Assigned task:
Your answer should be every line of the records that contains the word "NYÁK".

Data for analysis:
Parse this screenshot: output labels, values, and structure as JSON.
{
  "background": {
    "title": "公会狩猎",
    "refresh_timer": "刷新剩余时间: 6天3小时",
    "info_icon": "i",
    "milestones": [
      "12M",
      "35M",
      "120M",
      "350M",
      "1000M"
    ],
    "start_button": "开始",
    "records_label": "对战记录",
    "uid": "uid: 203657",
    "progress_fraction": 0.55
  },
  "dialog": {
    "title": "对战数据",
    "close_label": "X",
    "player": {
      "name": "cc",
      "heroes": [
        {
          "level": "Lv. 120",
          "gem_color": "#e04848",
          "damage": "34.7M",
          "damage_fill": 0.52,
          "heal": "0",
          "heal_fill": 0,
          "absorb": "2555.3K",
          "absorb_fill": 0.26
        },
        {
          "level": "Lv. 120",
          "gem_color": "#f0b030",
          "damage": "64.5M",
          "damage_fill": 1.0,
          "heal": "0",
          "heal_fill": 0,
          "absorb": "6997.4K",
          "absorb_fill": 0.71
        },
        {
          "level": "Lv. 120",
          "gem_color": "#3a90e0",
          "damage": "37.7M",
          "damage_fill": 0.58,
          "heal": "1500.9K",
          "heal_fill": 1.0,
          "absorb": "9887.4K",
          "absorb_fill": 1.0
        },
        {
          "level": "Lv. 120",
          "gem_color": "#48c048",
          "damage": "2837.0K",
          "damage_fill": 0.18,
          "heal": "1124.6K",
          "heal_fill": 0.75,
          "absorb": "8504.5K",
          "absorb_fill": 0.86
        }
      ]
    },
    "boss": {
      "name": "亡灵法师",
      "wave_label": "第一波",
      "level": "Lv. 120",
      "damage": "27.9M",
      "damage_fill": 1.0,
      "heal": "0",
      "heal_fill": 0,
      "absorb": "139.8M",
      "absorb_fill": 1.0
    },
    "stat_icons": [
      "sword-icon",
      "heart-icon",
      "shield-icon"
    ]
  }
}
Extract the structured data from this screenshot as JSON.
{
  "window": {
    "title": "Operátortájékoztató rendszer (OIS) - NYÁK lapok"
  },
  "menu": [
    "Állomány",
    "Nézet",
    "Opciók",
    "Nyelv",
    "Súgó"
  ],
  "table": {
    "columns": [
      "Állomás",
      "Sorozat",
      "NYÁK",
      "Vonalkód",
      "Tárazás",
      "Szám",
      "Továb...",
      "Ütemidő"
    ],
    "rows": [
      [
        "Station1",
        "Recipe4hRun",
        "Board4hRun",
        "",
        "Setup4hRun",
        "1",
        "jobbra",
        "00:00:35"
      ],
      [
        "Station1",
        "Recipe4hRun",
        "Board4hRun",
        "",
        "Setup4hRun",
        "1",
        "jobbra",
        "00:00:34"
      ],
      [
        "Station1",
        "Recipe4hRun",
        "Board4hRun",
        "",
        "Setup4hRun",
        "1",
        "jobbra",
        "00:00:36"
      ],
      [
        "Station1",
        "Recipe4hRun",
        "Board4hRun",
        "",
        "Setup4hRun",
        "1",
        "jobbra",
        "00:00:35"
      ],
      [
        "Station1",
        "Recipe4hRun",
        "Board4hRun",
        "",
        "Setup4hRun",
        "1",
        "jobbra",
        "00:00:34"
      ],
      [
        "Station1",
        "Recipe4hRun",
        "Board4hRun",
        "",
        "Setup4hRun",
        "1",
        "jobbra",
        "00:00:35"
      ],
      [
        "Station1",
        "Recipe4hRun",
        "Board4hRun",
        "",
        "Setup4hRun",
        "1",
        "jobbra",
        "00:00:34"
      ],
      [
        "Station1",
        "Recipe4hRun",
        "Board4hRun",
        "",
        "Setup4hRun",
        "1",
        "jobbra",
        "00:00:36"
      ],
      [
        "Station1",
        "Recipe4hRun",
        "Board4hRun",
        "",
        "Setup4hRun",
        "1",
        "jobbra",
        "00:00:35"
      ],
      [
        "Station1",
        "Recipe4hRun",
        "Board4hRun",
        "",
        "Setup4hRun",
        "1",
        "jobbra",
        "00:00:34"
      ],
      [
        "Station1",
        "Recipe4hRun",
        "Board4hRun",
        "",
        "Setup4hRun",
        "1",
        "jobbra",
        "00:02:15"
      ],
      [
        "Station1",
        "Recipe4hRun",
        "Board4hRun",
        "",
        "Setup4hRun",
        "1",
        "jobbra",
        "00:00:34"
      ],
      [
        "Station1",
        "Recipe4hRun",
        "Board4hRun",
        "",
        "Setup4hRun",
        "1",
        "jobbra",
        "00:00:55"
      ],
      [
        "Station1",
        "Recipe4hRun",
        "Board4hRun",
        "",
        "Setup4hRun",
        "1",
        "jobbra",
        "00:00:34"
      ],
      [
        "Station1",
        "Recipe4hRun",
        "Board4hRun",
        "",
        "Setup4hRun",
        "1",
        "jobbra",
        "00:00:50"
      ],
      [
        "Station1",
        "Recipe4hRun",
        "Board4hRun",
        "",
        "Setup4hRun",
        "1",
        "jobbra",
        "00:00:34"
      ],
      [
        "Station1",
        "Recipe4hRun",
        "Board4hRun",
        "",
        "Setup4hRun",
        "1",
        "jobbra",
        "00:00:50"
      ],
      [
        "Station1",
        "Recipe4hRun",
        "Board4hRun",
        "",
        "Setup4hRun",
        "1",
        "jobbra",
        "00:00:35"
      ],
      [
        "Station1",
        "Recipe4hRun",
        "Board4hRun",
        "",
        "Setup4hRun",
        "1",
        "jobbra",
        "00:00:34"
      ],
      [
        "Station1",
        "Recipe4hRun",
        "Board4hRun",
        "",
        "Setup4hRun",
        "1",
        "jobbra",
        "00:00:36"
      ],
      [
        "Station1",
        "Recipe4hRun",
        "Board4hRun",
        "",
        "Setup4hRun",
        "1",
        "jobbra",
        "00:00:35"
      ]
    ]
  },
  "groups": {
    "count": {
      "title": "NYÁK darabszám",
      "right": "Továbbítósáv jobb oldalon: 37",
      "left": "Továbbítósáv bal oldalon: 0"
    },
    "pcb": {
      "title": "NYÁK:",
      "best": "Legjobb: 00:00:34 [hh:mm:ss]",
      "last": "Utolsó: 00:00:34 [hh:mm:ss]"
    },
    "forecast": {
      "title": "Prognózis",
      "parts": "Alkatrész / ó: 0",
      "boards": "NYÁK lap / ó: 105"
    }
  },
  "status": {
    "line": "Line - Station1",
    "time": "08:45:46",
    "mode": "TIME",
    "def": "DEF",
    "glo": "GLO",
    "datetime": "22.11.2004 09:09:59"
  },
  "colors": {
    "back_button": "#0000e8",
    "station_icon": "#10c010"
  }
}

Response area:
    "title": "Operátortájékoztató rendszer (OIS) - NYÁK lapok"
      "NYÁK",
      "title": "NYÁK darabszám",
      "title": "NYÁK:",
      "boards": "NYÁK lap / ó: 105"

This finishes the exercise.